[Items from an interface collection]
::::

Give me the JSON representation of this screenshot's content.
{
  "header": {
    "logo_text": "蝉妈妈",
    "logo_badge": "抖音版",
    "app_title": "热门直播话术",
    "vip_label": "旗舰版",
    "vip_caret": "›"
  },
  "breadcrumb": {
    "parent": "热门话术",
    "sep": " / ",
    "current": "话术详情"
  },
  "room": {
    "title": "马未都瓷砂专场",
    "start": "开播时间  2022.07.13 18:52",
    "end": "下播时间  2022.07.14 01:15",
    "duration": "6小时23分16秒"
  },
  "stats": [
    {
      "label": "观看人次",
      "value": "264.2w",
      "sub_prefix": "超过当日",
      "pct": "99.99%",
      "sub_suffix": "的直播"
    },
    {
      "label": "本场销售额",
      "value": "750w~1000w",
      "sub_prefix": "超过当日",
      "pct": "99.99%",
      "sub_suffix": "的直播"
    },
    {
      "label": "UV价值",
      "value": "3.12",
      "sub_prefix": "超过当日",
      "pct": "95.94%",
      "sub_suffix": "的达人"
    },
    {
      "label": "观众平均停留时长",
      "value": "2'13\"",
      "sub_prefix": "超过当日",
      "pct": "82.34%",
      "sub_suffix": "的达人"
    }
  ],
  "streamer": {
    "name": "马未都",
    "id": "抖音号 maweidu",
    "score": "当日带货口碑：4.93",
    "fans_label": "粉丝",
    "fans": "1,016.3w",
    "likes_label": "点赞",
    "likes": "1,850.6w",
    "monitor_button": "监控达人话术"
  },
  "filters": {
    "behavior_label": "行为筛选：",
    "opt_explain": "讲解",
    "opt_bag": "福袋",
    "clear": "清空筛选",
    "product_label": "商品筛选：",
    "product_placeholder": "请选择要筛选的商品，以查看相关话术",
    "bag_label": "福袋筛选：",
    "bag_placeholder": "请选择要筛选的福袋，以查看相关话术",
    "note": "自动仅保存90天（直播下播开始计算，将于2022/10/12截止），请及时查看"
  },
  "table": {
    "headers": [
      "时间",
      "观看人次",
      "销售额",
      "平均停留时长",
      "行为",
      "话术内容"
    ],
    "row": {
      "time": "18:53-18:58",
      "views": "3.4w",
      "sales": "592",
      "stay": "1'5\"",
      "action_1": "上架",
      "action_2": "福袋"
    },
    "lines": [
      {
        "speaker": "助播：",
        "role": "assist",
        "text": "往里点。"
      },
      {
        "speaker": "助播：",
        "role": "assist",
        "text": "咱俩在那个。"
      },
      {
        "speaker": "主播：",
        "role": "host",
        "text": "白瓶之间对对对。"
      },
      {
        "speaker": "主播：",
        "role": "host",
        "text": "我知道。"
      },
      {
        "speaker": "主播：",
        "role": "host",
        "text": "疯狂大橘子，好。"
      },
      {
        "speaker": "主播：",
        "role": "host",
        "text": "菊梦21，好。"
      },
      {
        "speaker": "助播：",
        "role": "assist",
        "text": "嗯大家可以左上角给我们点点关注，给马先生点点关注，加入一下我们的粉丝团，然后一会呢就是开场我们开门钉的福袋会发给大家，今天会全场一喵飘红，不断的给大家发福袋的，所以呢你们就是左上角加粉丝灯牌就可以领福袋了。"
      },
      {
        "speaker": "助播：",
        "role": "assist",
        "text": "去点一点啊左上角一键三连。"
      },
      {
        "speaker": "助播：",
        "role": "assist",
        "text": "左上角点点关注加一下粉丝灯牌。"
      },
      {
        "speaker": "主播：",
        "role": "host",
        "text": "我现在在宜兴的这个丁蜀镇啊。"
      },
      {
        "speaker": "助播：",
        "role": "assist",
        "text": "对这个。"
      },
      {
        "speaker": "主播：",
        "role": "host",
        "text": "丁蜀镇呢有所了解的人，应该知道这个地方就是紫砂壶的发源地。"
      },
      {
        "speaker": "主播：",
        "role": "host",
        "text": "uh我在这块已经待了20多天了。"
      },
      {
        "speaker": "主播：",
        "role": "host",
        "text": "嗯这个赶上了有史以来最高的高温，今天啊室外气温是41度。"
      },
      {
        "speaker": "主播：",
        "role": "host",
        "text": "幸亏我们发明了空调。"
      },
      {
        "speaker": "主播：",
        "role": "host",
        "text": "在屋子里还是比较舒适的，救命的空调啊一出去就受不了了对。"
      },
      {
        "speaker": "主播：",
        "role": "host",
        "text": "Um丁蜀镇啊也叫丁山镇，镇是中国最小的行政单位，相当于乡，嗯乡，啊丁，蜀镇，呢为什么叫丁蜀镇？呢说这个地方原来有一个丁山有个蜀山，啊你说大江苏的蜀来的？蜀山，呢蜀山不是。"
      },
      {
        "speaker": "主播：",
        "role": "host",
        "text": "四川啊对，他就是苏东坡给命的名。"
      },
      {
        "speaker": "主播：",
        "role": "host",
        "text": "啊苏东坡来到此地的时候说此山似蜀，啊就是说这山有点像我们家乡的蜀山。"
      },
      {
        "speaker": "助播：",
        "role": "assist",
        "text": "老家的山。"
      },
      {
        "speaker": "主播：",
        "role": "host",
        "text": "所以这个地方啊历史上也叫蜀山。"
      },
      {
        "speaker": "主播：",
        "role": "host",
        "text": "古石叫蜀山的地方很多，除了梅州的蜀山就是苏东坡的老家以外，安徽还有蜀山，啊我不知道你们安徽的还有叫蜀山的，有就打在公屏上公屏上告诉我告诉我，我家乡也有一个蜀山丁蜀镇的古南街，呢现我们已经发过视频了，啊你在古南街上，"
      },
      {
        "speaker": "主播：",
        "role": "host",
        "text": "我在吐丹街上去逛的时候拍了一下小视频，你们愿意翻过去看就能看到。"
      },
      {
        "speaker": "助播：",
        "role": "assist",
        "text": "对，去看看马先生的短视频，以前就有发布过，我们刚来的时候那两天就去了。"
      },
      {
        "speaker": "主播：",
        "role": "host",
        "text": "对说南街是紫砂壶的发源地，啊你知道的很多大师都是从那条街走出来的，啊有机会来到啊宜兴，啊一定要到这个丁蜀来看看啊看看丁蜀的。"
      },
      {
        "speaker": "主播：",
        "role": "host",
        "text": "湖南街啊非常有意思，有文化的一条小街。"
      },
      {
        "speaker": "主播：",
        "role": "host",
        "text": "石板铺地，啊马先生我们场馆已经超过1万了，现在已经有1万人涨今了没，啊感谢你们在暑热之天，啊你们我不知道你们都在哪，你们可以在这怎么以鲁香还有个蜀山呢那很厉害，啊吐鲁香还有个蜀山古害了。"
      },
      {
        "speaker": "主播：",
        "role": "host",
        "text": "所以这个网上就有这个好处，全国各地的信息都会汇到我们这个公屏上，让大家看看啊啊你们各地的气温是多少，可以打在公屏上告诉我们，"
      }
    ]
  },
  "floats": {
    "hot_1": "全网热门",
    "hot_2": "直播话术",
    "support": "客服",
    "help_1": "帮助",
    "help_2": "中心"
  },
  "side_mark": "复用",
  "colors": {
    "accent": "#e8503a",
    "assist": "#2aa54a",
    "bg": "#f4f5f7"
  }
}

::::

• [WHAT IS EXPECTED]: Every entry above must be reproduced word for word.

• [RESPONSE FOR THIS EXERCISE]:
Give me the JSON representation of this screenshot's content.
{
  "header": {
    "logo_text": "蝉妈妈",
    "logo_badge": "抖音版",
    "app_title": "热门直播话术",
    "vip_label": "旗舰版",
    "vip_caret": "›"
  },
  "breadcrumb": {
    "parent": "热门话术",
    "sep": " / ",
    "current": "话术详情"
  },
  "room": {
    "title": "马未都瓷砂专场",
    "start": "开播时间  2022.07.13 18:52",
    "end": "下播时间  2022.07.14 01:15",
    "duration": "6小时23分16秒"
  },
  "stats": [
    {
      "label": "观看人次",
      "value": "264.2w",
      "sub_prefix": "超过当日",
      "pct": "99.99%",
      "sub_suffix": "的直播"
    },
    {
      "label": "本场销售额",
      "value": "750w~1000w",
      "sub_prefix": "超过当日",
      "pct": "99.99%",
      "sub_suffix": "的直播"
    },
    {
      "label": "UV价值",
      "value": "3.12",
      "sub_prefix": "超过当日",
      "pct": "95.94%",
      "sub_suffix": "的达人"
    },
    {
      "label": "观众平均停留时长",
      "value": "2'13\"",
      "sub_prefix": "超过当日",
      "pct": "82.34%",
      "sub_suffix": "的达人"
    }
  ],
  "streamer": {
    "name": "马未都",
    "id": "抖音号 maweidu",
    "score": "当日带货口碑：4.93",
    "fans_label": "粉丝",
    "fans": "1,016.3w",
    "likes_label": "点赞",
    "likes": "1,850.6w",
    "monitor_button": "监控达人话术"
  },
  "filters": {
    "behavior_label": "行为筛选：",
    "opt_explain": "讲解",
    "opt_bag": "福袋",
    "clear": "清空筛选",
    "product_label": "商品筛选：",
    "product_placeholder": "请选择要筛选的商品，以查看相关话术",
    "bag_label": "福袋筛选：",
    "bag_placeholder": "请选择要筛选的福袋，以查看相关话术",
    "note": "自动仅保存90天（直播下播开始计算，将于2022/10/12截止），请及时查看"
  },
  "table": {
    "headers": [
      "时间",
      "观看人次",
      "销售额",
      "平均停留时长",
      "行为",
      "话术内容"
    ],
    "row": {
      "time": "18:53-18:58",
      "views": "3.4w",
      "sales": "592",
      "stay": "1'5\"",
      "action_1": "上架",
      "action_2": "福袋"
    },
    "lines": [
      {
        "speaker": "助播：",
        "role": "assist",
        "text": "往里点。"
      },
      {
        "speaker": "助播：",
        "role": "assist",
        "text": "咱俩在那个。"
      },
      {
        "speaker": "主播：",
        "role": "host",
        "text": "白瓶之间对对对。"
      },
      {
        "speaker": "主播：",
        "role": "host",
        "text": "我知道。"
      },
      {
        "speaker": "主播：",
        "role": "host",
        "text": "疯狂大橘子，好。"
      },
      {
        "speaker": "主播：",
        "role": "host",
        "text": "菊梦21，好。"
      },
      {
        "speaker": "助播：",
        "role": "assist",
        "text": "嗯大家可以左上角给我们点点关注，给马先生点点关注，加入一下我们的粉丝团，然后一会呢就是开场我们开门钉的福袋会发给大家，今天会全场一喵飘红，不断的给大家发福袋的，所以呢你们就是左上角加粉丝灯牌就可以领福袋了。"
      },
      {
        "speaker": "助播：",
        "role": "assist",
        "text": "去点一点啊左上角一键三连。"
      },
      {
        "speaker": "助播：",
        "role": "assist",
        "text": "左上角点点关注加一下粉丝灯牌。"
      },
      {
        "speaker": "主播：",
        "role": "host",
        "text": "我现在在宜兴的这个丁蜀镇啊。"
      },
      {
        "speaker": "助播：",
        "role": "assist",
        "text": "对这个。"
      },
      {
        "speaker": "主播：",
        "role": "host",
        "text": "丁蜀镇呢有所了解的人，应该知道这个地方就是紫砂壶的发源地。"
      },
      {
        "speaker": "主播：",
        "role": "host",
        "text": "uh我在这块已经待了20多天了。"
      },
      {
        "speaker": "主播：",
        "role": "host",
        "text": "嗯这个赶上了有史以来最高的高温，今天啊室外气温是41度。"
      },
      {
        "speaker": "主播：",
        "role": "host",
        "text": "幸亏我们发明了空调。"
      },
      {
        "speaker": "主播：",
        "role": "host",
        "text": "在屋子里还是比较舒适的，救命的空调啊一出去就受不了了对。"
      },
      {
        "speaker": "主播：",
        "role": "host",
        "text": "Um丁蜀镇啊也叫丁山镇，镇是中国最小的行政单位，相当于乡，嗯乡，啊丁，蜀镇，呢为什么叫丁蜀镇？呢说这个地方原来有一个丁山有个蜀山，啊你说大江苏的蜀来的？蜀山，呢蜀山不是。"
      },
      {
        "speaker": "主播：",
        "role": "host",
        "text": "四川啊对，他就是苏东坡给命的名。"
      },
      {
        "speaker": "主播：",
        "role": "host",
        "text": "啊苏东坡来到此地的时候说此山似蜀，啊就是说这山有点像我们家乡的蜀山。"
      },
      {
        "speaker": "助播：",
        "role": "assist",
        "text": "老家的山。"
      },
      {
        "speaker": "主播：",
        "role": "host",
        "text": "所以这个地方啊历史上也叫蜀山。"
      },
      {
        "speaker": "主播：",
        "role": "host",
        "text": "古石叫蜀山的地方很多，除了梅州的蜀山就是苏东坡的老家以外，安徽还有蜀山，啊我不知道你们安徽的还有叫蜀山的，有就打在公屏上公屏上告诉我告诉我，我家乡也有一个蜀山丁蜀镇的古南街，呢现我们已经发过视频了，啊你在古南街上，"
      },
      {
        "speaker": "主播：",
        "role": "host",
        "text": "我在吐丹街上去逛的时候拍了一下小视频，你们愿意翻过去看就能看到。"
      },
      {
        "speaker": "助播：",
        "role": "assist",
        "text": "对，去看看马先生的短视频，以前就有发布过，我们刚来的时候那两天就去了。"
      },
      {
        "speaker": "主播：",
        "role": "host",
        "text": "对说南街是紫砂壶的发源地，啊你知道的很多大师都是从那条街走出来的，啊有机会来到啊宜兴，啊一定要到这个丁蜀来看看啊看看丁蜀的。"
      },
      {
        "speaker": "主播：",
        "role": "host",
        "text": "湖南街啊非常有意思，有文化的一条小街。"
      },
      {
        "speaker": "主播：",
        "role": "host",
        "text": "石板铺地，啊马先生我们场馆已经超过1万了，现在已经有1万人涨今了没，啊感谢你们在暑热之天，啊你们我不知道你们都在哪，你们可以在这怎么以鲁香还有个蜀山呢那很厉害，啊吐鲁香还有个蜀山古害了。"
      },
      {
        "speaker": "主播：",
        "role": "host",
        "text": "所以这个网上就有这个好处，全国各地的信息都会汇到我们这个公屏上，让大家看看啊啊你们各地的气温是多少，可以打在公屏上告诉我们，"
      }
    ]
  },
  "floats": {
    "hot_1": "全网热门",
    "hot_2": "直播话术",
    "support": "客服",
    "help_1": "帮助",
    "help_2": "中心"
  },
  "side_mark": "复用",
  "colors": {
    "accent": "#e8503a",
    "assist": "#2aa54a",
    "bg": "#f4f5f7"
  }
}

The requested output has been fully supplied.